TASK PROMPT
What is the number of lines in these records that hold the word "desktop"? Reply with that number alone.

□ □ □ □

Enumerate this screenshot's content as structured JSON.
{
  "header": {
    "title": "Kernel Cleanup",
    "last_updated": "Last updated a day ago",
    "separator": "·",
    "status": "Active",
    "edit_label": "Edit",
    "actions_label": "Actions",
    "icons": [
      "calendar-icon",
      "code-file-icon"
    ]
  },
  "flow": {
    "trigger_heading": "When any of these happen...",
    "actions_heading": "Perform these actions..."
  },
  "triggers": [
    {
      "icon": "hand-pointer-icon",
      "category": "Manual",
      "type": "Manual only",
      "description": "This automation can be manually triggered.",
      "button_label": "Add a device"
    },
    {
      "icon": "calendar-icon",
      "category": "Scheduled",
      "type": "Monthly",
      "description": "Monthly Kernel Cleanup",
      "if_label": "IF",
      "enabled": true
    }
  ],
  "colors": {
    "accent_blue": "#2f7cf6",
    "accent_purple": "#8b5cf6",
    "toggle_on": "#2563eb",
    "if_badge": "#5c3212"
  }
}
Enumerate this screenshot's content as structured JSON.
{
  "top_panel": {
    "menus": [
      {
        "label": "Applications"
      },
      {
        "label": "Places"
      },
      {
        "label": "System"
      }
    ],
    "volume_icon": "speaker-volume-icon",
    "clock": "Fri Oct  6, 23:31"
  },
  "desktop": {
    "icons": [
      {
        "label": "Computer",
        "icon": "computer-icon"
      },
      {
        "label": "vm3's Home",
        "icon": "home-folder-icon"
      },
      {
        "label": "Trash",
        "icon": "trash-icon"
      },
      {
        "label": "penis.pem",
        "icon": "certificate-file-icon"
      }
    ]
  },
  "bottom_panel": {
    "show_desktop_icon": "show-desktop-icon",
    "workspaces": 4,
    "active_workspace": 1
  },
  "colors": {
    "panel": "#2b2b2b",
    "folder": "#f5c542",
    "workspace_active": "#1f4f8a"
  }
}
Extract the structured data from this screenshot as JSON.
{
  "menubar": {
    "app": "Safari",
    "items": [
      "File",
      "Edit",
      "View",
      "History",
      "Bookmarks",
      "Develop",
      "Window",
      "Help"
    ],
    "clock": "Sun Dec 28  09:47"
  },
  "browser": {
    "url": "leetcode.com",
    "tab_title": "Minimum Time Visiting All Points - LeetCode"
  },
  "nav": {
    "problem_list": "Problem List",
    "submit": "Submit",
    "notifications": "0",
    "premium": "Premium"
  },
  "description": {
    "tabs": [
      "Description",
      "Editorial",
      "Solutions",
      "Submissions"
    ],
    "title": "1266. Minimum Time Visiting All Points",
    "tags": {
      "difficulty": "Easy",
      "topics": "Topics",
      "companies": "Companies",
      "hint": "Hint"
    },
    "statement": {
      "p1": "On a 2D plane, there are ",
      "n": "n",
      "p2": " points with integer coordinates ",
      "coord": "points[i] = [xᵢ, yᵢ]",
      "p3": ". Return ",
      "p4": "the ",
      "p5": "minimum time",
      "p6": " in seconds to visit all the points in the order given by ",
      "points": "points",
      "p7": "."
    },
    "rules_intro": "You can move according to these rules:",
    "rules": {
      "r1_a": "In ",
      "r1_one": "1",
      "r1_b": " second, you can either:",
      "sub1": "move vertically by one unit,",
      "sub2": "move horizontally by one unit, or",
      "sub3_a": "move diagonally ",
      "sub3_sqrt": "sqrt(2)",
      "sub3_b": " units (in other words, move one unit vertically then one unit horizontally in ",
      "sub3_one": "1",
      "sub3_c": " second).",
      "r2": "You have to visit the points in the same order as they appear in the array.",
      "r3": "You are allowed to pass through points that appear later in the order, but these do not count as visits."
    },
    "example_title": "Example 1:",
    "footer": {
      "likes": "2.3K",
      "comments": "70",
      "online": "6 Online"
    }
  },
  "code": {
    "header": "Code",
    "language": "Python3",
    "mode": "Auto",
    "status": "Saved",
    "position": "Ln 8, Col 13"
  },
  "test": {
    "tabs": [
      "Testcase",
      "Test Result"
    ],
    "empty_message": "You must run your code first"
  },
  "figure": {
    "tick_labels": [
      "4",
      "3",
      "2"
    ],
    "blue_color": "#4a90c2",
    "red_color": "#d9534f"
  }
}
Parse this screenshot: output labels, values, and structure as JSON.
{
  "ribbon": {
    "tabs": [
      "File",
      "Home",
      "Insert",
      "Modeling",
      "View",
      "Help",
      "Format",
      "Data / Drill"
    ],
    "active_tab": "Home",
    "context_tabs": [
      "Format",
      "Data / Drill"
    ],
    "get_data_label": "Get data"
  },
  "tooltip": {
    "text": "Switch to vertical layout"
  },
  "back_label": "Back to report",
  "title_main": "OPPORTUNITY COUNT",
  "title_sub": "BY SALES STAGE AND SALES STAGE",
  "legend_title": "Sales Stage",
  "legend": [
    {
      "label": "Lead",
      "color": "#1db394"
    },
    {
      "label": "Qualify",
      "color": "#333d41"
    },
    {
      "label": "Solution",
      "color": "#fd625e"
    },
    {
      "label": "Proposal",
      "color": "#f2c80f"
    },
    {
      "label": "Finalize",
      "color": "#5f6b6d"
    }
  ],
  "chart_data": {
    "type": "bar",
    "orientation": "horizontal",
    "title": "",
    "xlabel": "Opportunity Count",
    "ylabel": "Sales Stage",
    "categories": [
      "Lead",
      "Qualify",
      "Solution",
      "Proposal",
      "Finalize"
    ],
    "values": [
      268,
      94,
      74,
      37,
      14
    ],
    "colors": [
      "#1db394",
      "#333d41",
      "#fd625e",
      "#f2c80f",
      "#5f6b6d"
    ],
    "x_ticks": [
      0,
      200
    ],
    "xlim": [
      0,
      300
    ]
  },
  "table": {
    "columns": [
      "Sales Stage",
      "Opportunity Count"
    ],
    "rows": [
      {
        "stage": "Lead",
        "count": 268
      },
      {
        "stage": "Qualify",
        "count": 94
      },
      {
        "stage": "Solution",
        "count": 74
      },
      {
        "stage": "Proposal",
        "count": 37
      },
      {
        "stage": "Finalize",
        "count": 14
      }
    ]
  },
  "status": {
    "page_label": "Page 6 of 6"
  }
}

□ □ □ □

EXERCISE OUTPUT
2